Why does mould occur?
Quite simply, mould occurs because it is allowed to. As with any living organism, certain conditions are required for mould to survive and grow, as is the case with any living organism.
DIY Mould Prevention
Take action to prevent mould occurring
When it comes to mould in your home or business, there is absolutely no doubt that prevention is better than cure.
Given the potential damage that mould can cause to your property it is worth taking steps to prevent the occurrence of mould as best you can.
By taking action with these simple steps, you can reduce the chance of being affected by mould in your home:
Let in a breath of fresh air
Whenever possible, open all doors and windows in your home to allow maximum fresh airflow through the house. This helps to naturally dry out any excess moisture that may occur, whether it’s from rain or leaking from pipes. Also remember to open up any internal doors and move furniture and major appliances from their normal position in case moisture build up underneath or behind.
Maintain a regular cleaning routine throughout the entire premises
Dust and grime left to accumulate around the house are the perfect catalyst for mould spores to multiply and breed.
Don’t neglect the little things like vacuuming, sweeping and mopping – otherwise you might be contributing to mould growth right under your nose.
Let the light in
Ultraviolet light is known to prevent and even kill mould spores completely. Make sure you get as much sunlight in as possible, and even remove the curtains completely during the day to maximise the exposure.
Regularly monitor internal humidity
Indoor humidity can be a big contributor to the occurrence of mould growth, so if this is a concern in your home, it might be worth investing in a humidity monitoring device to keep an eye on the situation. One of the biggest culprits behind high humidity in your home is often your air-conditioning unit, so make sure it has been recently serviced and inspected.
Home Ventilation Tips
It is vital that you take every effort to ensure your home receives maximum ventilation in order to reduce the risk of mould. Heat and moist air lead to condensation, which an result in mould.
Here are some simple steps to check your home ventilation and maximise airflow:
- Check that the exhaust fans in the bathroom and the kitchen are functioning properly. Remove dust filters and clean any build-up of grime thoroughly.
- The biggest contributors to moisture that you and your family create are hot baths/showers and cooking. Make sure all windows and fans are running when bathing and cooking to reduce stagnant moisture forming.
- Ventilation includes internal airflow too. Don’t overfill cupboards and leave them closed for extended periods. Allow room for air to flow behind furniture and always dry your clothes outside where possible.
The Science Behind Mould
Mould is actually quite a complex organism. Having a good understanding of the science behind it can help you reduce the risk of having a mould outbreak in your home, as well as knowing how to deal with it if it does appear.
A scientific explanation of mould

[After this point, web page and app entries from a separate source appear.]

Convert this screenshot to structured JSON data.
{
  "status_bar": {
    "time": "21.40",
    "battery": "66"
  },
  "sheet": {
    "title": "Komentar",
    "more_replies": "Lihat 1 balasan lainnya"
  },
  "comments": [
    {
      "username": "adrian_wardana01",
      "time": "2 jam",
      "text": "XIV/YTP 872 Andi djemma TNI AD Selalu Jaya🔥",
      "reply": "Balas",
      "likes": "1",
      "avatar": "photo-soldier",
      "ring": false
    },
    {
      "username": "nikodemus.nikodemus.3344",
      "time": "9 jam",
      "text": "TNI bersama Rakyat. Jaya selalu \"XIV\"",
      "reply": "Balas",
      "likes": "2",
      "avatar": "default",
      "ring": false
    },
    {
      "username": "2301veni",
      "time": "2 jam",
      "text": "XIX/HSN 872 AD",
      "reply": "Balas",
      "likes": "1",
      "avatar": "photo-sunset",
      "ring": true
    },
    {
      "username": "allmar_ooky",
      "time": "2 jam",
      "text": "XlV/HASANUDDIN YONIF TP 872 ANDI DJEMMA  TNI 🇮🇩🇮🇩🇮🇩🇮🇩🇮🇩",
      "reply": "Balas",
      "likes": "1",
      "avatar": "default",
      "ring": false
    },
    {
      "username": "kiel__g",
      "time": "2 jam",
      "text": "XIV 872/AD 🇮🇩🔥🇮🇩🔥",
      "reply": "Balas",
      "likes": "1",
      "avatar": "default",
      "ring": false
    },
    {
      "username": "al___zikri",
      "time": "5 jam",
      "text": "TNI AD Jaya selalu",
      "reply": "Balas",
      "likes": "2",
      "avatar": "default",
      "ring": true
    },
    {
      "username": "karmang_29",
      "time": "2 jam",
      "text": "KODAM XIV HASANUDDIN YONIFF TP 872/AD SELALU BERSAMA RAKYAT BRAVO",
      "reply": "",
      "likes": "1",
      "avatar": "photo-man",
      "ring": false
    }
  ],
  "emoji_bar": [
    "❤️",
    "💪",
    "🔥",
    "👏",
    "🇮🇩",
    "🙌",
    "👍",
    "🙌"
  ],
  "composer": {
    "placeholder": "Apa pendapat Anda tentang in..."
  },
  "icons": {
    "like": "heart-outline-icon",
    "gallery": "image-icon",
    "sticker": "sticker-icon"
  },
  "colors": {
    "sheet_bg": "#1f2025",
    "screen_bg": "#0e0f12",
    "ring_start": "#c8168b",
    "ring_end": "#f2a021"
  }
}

Mould spores are considered neither a part of the animal or plant kingdoms. Instead, they belong to the fungi kingdom, based on the multicellular structure and the fact that they do not need to create their own food source like plants do through photosynthesis. Hence, sunlight is not only unnecessary for mould to survive, but actually kills mould spores.
In fact, on a cellular level, mould is actually probably more closely related to animals than plants.
Just like all living organisms, mould still requires a food source to grow. Whilst mould doesn’t “eat” things in the strict sense of the word, it does produce complex enzymes that serve as a digestive mechanism which are released into the environment where the mould spores are present. This allows the mould to absorb the necessary nutrients required to thrive.
The bad news is that in a lot of cases, the mould will survive by consuming just about any kind of organic matter and moisture available, anywhere in your home.
By understanding what mould is and how it forms, survives and thrives you can be better prepared to identify and prevent any outbreaks in your home.